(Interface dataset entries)
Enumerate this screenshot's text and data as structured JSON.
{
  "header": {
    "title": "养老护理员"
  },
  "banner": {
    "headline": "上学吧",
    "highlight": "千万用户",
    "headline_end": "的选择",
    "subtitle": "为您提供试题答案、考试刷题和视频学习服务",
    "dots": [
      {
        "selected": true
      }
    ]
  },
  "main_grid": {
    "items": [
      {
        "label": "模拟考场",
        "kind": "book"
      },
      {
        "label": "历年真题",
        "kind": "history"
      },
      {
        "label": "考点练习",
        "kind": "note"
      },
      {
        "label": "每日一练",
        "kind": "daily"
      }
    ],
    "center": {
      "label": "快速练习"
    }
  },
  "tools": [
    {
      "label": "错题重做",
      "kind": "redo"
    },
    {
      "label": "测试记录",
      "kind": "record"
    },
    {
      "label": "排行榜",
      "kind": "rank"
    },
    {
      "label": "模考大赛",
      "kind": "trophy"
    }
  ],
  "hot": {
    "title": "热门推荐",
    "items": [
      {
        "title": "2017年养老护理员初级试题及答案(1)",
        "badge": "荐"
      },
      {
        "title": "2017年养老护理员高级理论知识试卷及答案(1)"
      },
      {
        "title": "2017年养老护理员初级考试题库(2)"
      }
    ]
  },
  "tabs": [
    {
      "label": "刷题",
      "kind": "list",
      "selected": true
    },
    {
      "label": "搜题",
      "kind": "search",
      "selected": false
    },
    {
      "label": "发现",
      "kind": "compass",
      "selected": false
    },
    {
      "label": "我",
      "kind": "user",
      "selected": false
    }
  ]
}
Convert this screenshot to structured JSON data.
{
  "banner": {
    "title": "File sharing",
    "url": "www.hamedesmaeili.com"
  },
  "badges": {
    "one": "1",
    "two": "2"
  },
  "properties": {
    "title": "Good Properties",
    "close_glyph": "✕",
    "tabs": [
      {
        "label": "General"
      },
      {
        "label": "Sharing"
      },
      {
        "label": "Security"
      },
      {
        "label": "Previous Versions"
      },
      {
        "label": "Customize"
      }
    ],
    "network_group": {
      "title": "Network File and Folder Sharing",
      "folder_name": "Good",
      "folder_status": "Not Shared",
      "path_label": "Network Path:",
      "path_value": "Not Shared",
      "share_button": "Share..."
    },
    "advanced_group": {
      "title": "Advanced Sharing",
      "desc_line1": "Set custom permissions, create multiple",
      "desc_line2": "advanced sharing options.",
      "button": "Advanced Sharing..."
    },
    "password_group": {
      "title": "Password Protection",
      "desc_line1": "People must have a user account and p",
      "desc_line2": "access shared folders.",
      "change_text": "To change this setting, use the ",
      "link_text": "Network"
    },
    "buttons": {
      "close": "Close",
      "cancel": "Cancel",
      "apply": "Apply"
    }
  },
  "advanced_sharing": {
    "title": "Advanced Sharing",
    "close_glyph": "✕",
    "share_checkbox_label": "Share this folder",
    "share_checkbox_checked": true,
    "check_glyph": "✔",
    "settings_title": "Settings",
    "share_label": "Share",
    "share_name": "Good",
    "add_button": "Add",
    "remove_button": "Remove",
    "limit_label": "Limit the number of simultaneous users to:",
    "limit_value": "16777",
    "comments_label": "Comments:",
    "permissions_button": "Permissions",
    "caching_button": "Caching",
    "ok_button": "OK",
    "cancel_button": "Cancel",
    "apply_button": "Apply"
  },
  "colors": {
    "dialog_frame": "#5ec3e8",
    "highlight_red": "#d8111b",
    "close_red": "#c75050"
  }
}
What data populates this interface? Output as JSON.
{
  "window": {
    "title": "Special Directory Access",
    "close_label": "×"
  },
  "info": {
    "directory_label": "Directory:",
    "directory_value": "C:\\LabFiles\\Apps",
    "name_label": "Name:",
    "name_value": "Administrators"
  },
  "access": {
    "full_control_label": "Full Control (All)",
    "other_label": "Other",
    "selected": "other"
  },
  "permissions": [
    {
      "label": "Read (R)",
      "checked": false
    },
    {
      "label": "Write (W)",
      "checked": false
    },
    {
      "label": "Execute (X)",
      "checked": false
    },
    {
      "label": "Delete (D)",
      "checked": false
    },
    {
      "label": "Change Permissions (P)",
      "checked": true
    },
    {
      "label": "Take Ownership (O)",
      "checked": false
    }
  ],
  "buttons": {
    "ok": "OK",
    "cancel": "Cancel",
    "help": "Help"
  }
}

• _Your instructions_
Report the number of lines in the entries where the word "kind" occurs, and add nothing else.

• _Completed task_
12